Don’t get me wrong. I think Wal-Mart provides a great service for America.
Today I needed to pick up some prescriptions at my local Wal-Mart. When I called to inquire on availability they informed me that the price was higher than I had been buying down the street at a K-Mart store.
“Why don’t you match the price” I asked?
“Because it is farther than 5 miles away.”
“But if you don’t, I will just go back to K-Mart.”
“Sorry” they said.
So called the Wal-Mart that is a couple of miles further away but just down the street from K-Mart and THEY would match the price.
Dumb on the part of the local Wal-Mart. They rejected a $4 concession only to have me buy ALL my families needs at another store. That is thousands and thousands of dollars.
I remember years ago a book by Wayne Dwyer. In the book he talks about how frustrating “policy” can be sometimes. He has a pithy saying he espouses. When the clerk is sticking to the company line he just says to himself . . .”Clerk’s a Jerk. . . Clerk’s a Jerk”.

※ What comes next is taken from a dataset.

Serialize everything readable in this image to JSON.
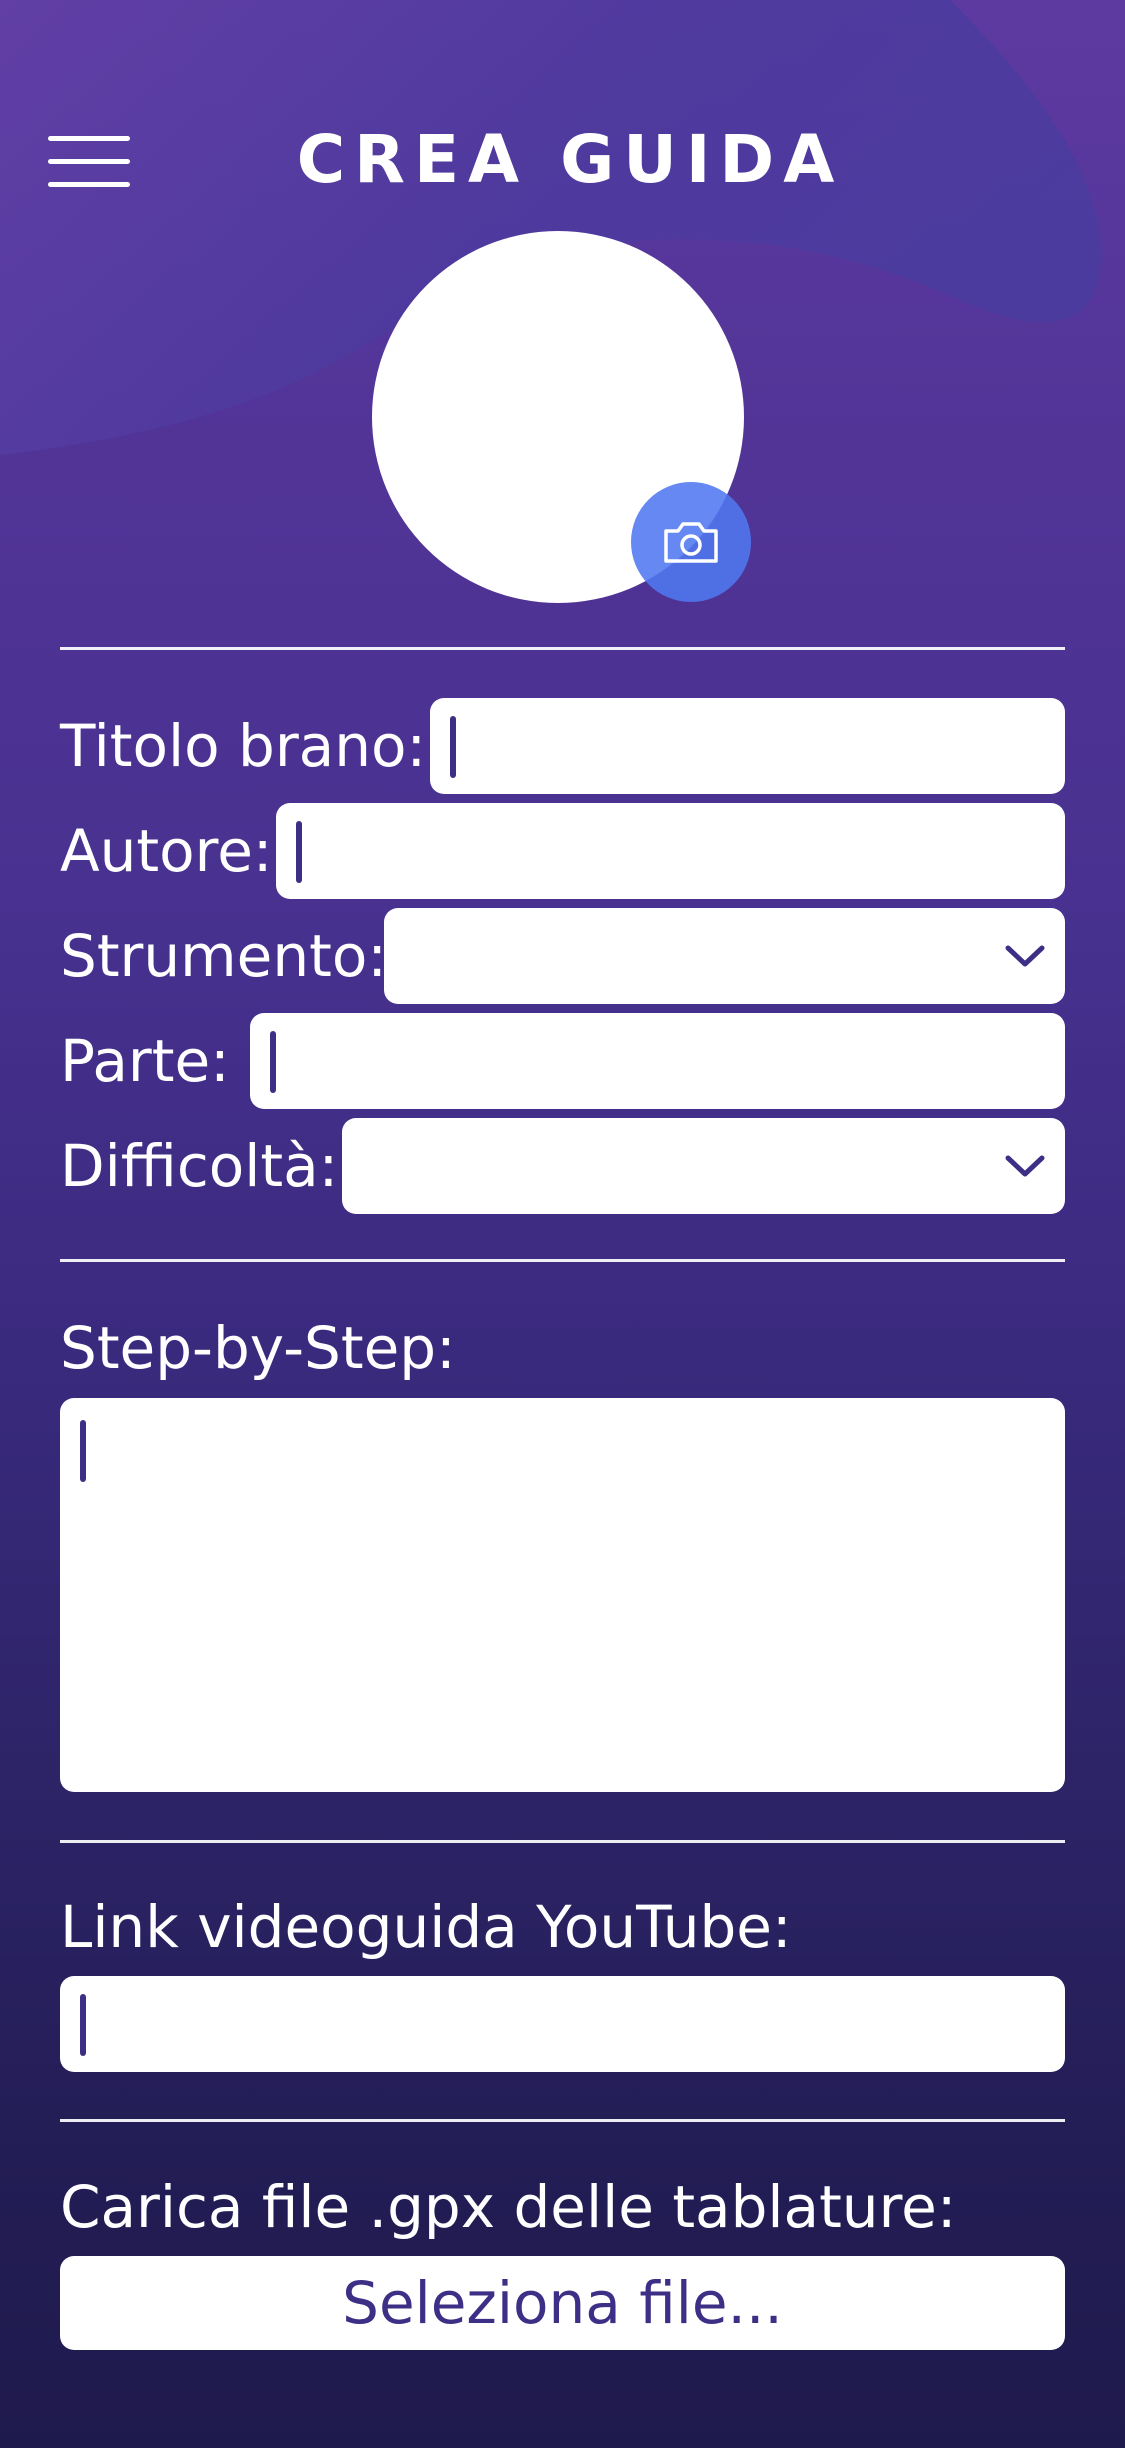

The sad thing is that organization won’t let the person who is interfacing with the public to make a decision that is best for the company and the customer.
Years ago my customers was on a panel in front of 600 sales and marketing executives at my company. The question came, “Do you feel like your local office does anything above and beyond the call of duty for you?”
My customer looked down and me and I shrugged.
He said, “Yes they do.”
“What sort of things do they do?”
“I don’t know if I can tell you because I know they adapt your procedures and policies to get us the service and products we need.”
The convention hall erupted in a standing ovation.
The President of the organization stood and called for the microphone. Everyone waited to see what was said.
“Folks, that is the right answer. We want to be able to charge for higher service levels and that only comes after a relationship of trust and service is built.
I went from being worried about my job to being the hero in one honest comments time.